In this post I want to talk a bit about plot because plot creates a basic framework for story and will govern things like the types of characters we need to people the story, the types of experiences they have had in their lifetimes, and similar things.
Romance novels have specific things that readers expect to find in a fairly specific order within their pages. The same is true for domestic discipline stories with a romantic relationship focus. We are not going to cover all of these in this post as the list is too long but we are going to talk about two main elements that readers of romance are looking for early in the story and that serve a functional purpose early in a romance novel.
One of the first things that happens in a romance novel is that the hero and heroine (or heroes and heroine, or hero and hero, or heroine and heroine, or other combination) meet.
At this point in the story two things come into play…underlying attraction which is often physical in nature, and either direct conflict or the seeds of a conflict that will be developed.
One could think of this as just a plot point but any time you have a plot point you also have elements of character that come into it. Plot and character are tied together. Think strands of that rough, twiney, sisal rope. The strands are tightly twisted together to make the rope. Plot and character are similar. The two are twisted tightly together to form story.

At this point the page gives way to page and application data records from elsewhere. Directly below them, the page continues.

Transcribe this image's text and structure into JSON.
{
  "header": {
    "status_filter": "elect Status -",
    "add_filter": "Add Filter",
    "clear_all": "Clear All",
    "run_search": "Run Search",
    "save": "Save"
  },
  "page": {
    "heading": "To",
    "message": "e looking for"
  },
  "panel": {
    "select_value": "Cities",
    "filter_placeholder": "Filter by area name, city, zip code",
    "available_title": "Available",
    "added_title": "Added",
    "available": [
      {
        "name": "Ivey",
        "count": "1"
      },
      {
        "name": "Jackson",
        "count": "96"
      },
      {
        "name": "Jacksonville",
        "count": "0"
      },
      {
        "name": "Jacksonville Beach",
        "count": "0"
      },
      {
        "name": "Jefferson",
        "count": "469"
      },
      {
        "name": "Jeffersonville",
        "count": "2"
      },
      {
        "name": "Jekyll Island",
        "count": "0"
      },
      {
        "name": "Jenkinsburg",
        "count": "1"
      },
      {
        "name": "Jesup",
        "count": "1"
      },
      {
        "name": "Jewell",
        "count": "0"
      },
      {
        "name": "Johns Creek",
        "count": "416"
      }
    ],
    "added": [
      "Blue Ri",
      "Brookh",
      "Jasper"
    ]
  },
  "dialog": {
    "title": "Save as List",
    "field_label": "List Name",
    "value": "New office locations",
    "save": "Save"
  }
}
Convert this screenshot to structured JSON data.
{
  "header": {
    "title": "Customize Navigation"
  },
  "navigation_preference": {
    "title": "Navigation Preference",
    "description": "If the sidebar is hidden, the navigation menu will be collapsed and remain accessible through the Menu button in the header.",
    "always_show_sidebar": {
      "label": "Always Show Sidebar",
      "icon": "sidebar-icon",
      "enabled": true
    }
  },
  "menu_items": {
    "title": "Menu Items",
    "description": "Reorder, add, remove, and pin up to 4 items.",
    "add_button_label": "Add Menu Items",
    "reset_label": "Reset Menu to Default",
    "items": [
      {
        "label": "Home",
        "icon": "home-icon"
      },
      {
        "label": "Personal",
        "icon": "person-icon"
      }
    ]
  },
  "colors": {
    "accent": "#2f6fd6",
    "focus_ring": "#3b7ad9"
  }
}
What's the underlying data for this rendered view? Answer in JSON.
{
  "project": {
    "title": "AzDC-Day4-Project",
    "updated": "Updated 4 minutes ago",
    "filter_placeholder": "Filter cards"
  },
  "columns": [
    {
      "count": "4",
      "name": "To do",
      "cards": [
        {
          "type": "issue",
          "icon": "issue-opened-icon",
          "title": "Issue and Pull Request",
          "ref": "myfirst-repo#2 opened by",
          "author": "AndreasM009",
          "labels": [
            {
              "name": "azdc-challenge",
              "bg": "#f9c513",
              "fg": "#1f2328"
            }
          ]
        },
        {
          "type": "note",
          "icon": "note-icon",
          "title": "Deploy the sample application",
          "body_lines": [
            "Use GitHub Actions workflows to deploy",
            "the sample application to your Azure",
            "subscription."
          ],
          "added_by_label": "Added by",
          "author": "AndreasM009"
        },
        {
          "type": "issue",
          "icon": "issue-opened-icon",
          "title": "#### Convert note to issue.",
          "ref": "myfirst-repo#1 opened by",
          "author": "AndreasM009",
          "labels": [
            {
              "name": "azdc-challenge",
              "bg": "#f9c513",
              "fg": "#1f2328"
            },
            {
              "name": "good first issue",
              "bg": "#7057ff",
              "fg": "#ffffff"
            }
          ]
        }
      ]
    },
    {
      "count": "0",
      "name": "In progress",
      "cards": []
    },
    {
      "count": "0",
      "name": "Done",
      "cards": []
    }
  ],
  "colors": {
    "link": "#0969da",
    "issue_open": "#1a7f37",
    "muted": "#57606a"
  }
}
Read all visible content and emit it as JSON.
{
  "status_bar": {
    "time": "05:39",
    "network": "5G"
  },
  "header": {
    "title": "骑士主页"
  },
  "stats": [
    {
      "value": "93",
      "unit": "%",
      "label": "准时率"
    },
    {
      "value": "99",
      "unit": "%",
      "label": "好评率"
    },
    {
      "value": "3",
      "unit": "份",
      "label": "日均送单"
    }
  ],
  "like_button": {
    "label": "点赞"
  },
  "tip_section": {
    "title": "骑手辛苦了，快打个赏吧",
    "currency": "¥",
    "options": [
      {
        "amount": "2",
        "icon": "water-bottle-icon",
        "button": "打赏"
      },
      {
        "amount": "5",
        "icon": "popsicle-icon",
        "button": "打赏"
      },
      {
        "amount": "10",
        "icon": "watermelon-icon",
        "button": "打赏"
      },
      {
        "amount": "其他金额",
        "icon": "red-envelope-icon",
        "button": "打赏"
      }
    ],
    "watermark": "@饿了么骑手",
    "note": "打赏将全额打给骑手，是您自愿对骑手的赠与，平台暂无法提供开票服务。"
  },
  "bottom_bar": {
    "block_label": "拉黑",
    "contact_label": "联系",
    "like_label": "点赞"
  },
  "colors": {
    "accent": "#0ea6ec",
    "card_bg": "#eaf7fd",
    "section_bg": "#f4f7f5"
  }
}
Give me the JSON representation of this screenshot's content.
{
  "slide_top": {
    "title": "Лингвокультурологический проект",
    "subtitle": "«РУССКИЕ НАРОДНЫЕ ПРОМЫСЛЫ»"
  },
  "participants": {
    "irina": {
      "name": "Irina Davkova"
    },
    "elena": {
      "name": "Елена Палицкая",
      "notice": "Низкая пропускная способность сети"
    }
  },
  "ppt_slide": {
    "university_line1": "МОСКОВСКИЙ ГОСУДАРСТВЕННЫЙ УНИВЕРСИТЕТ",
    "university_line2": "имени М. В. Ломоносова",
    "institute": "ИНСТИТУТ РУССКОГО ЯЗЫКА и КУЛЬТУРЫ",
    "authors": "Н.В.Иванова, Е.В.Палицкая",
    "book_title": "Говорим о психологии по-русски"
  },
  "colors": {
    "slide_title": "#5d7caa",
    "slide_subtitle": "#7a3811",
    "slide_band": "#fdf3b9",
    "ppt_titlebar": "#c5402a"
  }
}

So as we are thinking about early novels where the characters first meet, we need to think about a couple of things. First, we need to think about what is going to provide underlying attraction. We also need to think about conflict and what is going to propel these characters away from each other and away from happy ever after.
The characters need to be both attracted to each other and simultaneously repelled.
Being repelled can happen at a personal level as in the hero doesn’t like the heroine because he thinks she’s a bubble headed airhead who gets by on her long legs and ample cleavage.
Conflict and seeds of conflict can also work at the relationship level. As in the hero doesn’t want a relationship with ANYONE.
Conflict and seeds of conflict can exist on the level of the specific character stands in the way or has in the past stood in the way of attaining other goals. For example the hero who is friends with the heroine’s father stands in the way preventing the heroine from taking over the running of the family ranch.
Any of these types of scenarios can work to provide the necessary conflict or seeds of conflict necessary at the point where the characters meet or reunite.
When thinking about the scene in which the characters first meet I would begin by asking:
What events bring the characters into each other’s lives at this point?
What attracts each character to the other character? Why is each character attracted to what they are attracted to?
What repels each character either about the other character or about relationships in general?
What incidents in the character’s history contribute to the character being repelled by the character or by relationships in general?
What incidents in the character’s history contribute to the character being attracted by the character or by relationships in general?
This is obviously not enough character development for the novel as a whole…but it is a starting point. This series of posts we’re working from the ground up and developing a basic framework for story.
At this point I just want you to think about the pieces of character that you need to make the scene where the hero and heroine meet for the first time work. Those things are the ones above. Once we know the bigger pieces we can always come back and fill in smaller details.